Exotic Wild Mushroom Outdoor Cultivation

Project Overview

Project Type: Farmer
Funds awarded in 2021: $7,590.00
Projected End Date: 11/30/2023
Grant Recipient: Merrick Farm
Region: Northeast
State: New Jersey
Project Leader:
Sergio Campos
Merrick Farm


  • Miscellaneous: mushrooms


  • Crop Production: agroforestry

    Proposal summary:

    The project objective is to explore the viability of cultivating new to market exotic culinary mushroom strains outdoors using multiple inoculation techniques sustainably and economically. This research will open the local market and restaurant industry to new varieties of mushrooms that are of exceptional medicinal and culinary use.
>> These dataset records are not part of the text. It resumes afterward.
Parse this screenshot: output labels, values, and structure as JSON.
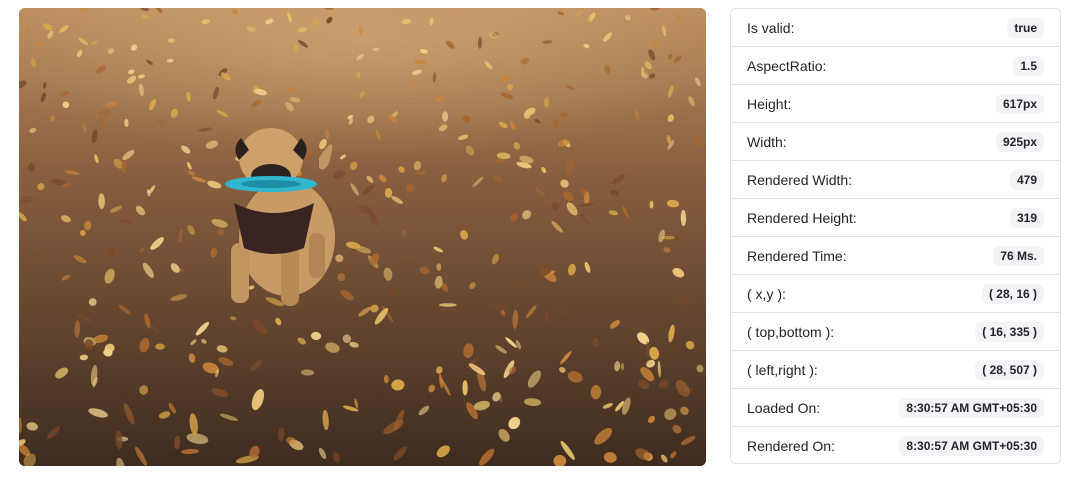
{
  "image": {
    "alt": "Pug with blue frisbee on leaf-covered ground"
  },
  "properties": [
    {
      "label": "Is valid:",
      "value": "true"
    },
    {
      "label": "AspectRatio:",
      "value": "1.5"
    },
    {
      "label": "Height:",
      "value": "617px"
    },
    {
      "label": "Width:",
      "value": "925px"
    },
    {
      "label": "Rendered Width:",
      "value": "479"
    },
    {
      "label": "Rendered Height:",
      "value": "319"
    },
    {
      "label": "Rendered Time:",
      "value": "76 Ms."
    },
    {
      "label": "( x,y ):",
      "value": "( 28, 16 )"
    },
    {
      "label": "( top,bottom ):",
      "value": "( 16, 335 )"
    },
    {
      "label": "( left,right ):",
      "value": "( 28, 507 )"
    },
    {
      "label": "Loaded On:",
      "value": "8:30:57 AM GMT+05:30"
    },
    {
      "label": "Rendered On:",
      "value": "8:30:57 AM GMT+05:30"
    }
  ]
}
This research provides the framework for any farmer with access to a forested area to produce unique food crops by converting forestry and agricultural waste products such as hardwood logs and composted materials into a food production site. 
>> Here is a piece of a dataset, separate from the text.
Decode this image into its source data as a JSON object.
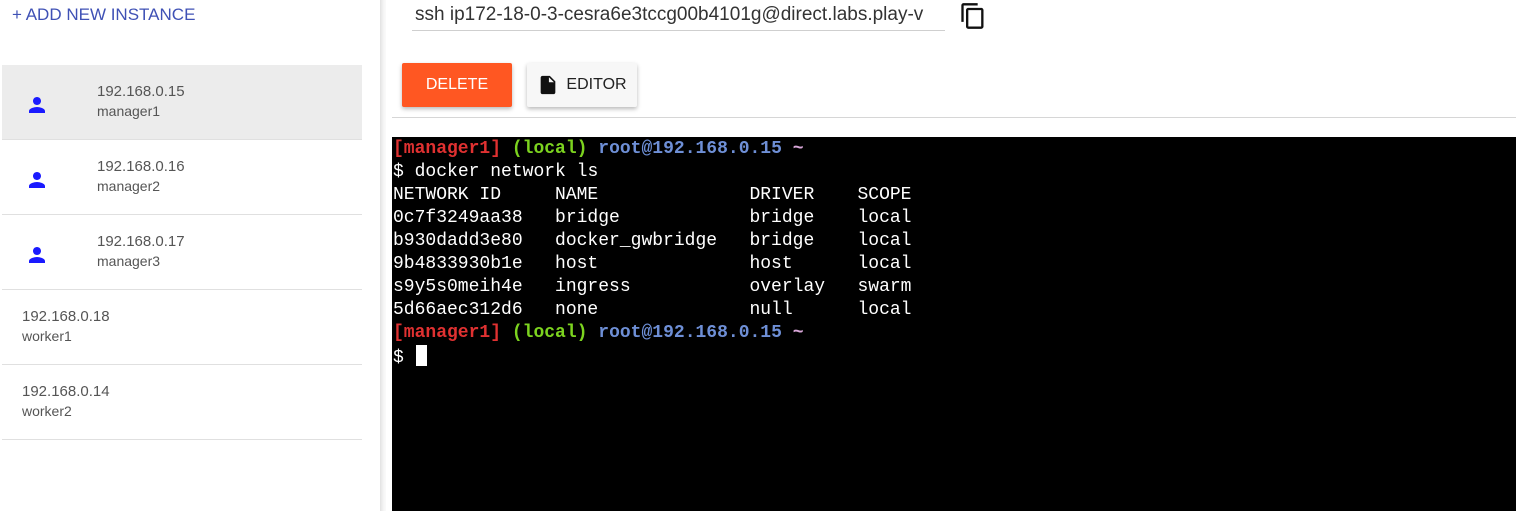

    Project objectives from proposal:

    Forest farming of mushrooms is an agroforestry practice than increases crop diversity while providing diversified income for farmers and other forest owners. Mushrooms can be an integral part of sustainable forest management by using selective thinning practices and utilizing tree services in your region to acquire hardwood logs. There is strong consumer demand for forest grown mushrooms and unmet demand that should allow for the successful entry of new producers here in the Northeast and also all over the United States. A major goal of this project is to continue to implement small scale production of these varieties of mushrooms and to monitor their actual cost,labor, and income.This will allow us to develop recommendations and predictions based on actual real world on site farm data rather than theoretical production/marketing data . Furthermore, no other project or publication that I am aware of has this emphasis on proper forest management, creation of revenue streams and food production systems by utilizing agricultural waste products while leaving behind little to zero waste.

    Any opinions, findings, conclusions, or recommendations expressed in this publication are those of the author(s) and do not necessarily reflect the view of the U.S. Department of Agriculture or SARE.